To get the utility, download the repository. Extract and use the gist.sh script. It uses curl to send your text to the Gist service.
We wrote about Nitro and Springseed earlier. Both of these native apps are good alternatives to Evernote on Linux as they can integrate with Dropbox. And then we have Nevernote (aka NixNote) – the multiplatform (JAVA based) open source client designed to work with Evernote. Recently we came across another open source project which is a very capable alternative to Evernote.
Laverna is written in Javscript and can run online in your browser or can be installed locally. Use markdown text to create beautiful notes with Laverna. I drafted this article in Laverna.
Laverna has native desktop clients too.
- No registration needed for the online app.
- Laverna uses IndexedDB and localStorage. All the information will be stored only on client-side.
- Can encrypt the client-side notes with SJCL library.
- Optional synchronization with cloud storage.
- Markdown text. Laverna web app uses pagedown and ACE editor.
- Clean interface. Several editing modes: distraction-free mode, preview mode and normal.
- Useful editor tools: blockquote, sample code, image insertion, tags.
- Works as a task manager too. Check the sample note.
- Local install possible.
- Runs as a web service, so platform independent.
- Native client for Linux, Windows, Mac.
- Self-hosted option.
- Open source and free.
- Dillinger is another excellent cloud based markdown editor that stores the notes locally and optionally in Dropbox, GitHub, Google Drive and OneDrive. It also supports many themes and export options.
- Remarkable is a fully local application but I wouldn’t mind it because of tons of dependencies.
- Paperwork is a open source note-taking & archiving alternative to Evernote, Microsoft OneNote & Google Keep.
- Everpad is an unofficial Linux Evernote client.
Framapad Lite is the online deployment of the collaborative editor Etherpad. It is possible to install Etherpad locally but an online service makes collaborative editing with your friends or colleagues super easy. Framapad Lite is not as feature rich as Microsoft Word but it is more powerful than Word Pad. Features:
- On-screen chat
- Changes made by each author is shown in different colors to easily identify
- Import documents from or export to different formats like HTML, PDF etc.

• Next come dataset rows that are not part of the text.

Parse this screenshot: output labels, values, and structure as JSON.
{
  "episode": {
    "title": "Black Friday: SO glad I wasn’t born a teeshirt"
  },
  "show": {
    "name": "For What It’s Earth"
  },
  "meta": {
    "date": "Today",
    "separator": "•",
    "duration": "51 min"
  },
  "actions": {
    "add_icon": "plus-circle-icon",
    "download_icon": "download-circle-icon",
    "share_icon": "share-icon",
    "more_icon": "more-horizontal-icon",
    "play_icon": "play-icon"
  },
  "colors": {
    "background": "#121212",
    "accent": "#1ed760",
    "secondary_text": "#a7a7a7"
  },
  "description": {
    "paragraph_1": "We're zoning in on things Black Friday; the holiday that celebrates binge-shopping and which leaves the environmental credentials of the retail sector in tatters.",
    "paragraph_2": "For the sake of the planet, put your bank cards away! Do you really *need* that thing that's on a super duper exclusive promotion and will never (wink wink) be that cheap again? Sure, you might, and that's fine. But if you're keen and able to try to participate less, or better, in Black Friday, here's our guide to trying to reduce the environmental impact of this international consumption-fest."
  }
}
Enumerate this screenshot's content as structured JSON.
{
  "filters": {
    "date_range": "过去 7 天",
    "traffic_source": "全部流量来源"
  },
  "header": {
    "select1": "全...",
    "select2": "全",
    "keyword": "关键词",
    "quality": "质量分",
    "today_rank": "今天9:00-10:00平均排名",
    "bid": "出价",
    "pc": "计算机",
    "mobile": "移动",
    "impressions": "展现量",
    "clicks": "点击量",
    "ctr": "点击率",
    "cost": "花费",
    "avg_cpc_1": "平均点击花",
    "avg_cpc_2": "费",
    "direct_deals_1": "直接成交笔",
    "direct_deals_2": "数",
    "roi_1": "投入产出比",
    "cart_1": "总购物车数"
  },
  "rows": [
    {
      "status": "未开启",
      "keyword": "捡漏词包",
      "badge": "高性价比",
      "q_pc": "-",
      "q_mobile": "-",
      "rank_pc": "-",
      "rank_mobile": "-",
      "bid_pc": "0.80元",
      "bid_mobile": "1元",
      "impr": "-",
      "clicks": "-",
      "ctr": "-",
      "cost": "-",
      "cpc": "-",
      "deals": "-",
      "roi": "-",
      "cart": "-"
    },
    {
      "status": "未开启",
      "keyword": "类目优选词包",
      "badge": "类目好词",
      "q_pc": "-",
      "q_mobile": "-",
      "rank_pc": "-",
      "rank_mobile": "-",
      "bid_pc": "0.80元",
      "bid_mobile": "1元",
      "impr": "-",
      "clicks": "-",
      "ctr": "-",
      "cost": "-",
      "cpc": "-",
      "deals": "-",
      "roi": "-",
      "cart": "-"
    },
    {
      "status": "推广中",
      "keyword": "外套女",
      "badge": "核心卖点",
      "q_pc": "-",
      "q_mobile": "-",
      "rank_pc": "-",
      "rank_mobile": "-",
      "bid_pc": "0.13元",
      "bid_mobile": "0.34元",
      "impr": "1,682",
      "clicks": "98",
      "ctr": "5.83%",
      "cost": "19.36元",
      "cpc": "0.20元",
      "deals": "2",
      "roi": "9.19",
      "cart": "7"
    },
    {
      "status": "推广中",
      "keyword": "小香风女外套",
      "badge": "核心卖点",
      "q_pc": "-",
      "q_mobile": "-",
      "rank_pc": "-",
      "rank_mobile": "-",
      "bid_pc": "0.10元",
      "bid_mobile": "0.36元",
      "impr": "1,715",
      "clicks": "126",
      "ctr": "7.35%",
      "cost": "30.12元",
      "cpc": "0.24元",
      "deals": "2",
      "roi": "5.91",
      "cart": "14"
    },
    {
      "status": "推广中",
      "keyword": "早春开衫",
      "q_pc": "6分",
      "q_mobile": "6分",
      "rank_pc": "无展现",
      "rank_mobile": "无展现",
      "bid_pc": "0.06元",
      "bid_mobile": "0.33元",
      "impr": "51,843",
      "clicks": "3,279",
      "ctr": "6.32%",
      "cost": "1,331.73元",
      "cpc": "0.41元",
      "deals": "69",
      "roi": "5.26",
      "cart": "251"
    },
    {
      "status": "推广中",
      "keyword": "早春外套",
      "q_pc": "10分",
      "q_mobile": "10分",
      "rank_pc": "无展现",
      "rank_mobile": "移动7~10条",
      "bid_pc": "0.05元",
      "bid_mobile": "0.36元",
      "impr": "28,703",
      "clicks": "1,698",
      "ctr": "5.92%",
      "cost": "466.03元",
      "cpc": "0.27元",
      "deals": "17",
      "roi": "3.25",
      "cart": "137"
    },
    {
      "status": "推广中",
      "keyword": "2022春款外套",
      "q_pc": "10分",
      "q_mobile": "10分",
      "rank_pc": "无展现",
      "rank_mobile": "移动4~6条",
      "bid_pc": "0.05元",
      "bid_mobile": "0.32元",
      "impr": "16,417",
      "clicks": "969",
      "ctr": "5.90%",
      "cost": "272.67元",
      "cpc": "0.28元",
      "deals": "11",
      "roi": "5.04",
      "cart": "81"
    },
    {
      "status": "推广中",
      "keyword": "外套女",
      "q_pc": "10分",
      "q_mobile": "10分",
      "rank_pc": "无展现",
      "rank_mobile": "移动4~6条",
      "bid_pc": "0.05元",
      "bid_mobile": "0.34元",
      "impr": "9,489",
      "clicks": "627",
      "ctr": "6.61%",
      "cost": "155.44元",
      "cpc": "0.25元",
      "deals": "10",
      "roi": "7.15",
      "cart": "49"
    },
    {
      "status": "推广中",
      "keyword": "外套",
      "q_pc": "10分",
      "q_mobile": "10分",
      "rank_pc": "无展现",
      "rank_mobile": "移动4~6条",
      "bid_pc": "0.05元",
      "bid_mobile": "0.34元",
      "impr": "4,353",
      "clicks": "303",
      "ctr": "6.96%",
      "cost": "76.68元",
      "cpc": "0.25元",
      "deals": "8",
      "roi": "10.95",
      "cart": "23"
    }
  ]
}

- Use Timeslider to play the version history and get back to any past version
- In case the interface is showing in French for you, change it from the Setings button. The last entry is the Language.
- Share and embed a pad
I couldn’t find any way to password protect a document and the software silently takes auto-backups. So be careful about entering sensitive data.
Many a time it happens that you need to take quick notes or save some links that you will access shortly, from another system. If the data is not very sensitive there is a quick way of taking notes and accessing them from anywhere – notepad.cc. You can password protect the note as well. By default this sites generates a random URL for you at which your notes will be saved. For example, I created this new note for a demonstration. But the power of this cloud-based application lies elsewhere, it allows you to create your own note URLs if it is still available! So use something that you can remember easily, e.g., http://notepad.cc/bookitnow (it is available right now ;))! If you are like me and still afraid of forgetting the link add it as a bookmark in your browser or mail it to yourself to use the same link as long as you like. You can share your password protected note with anyone using the share button and it will still be safe as sharing only provides read-only access.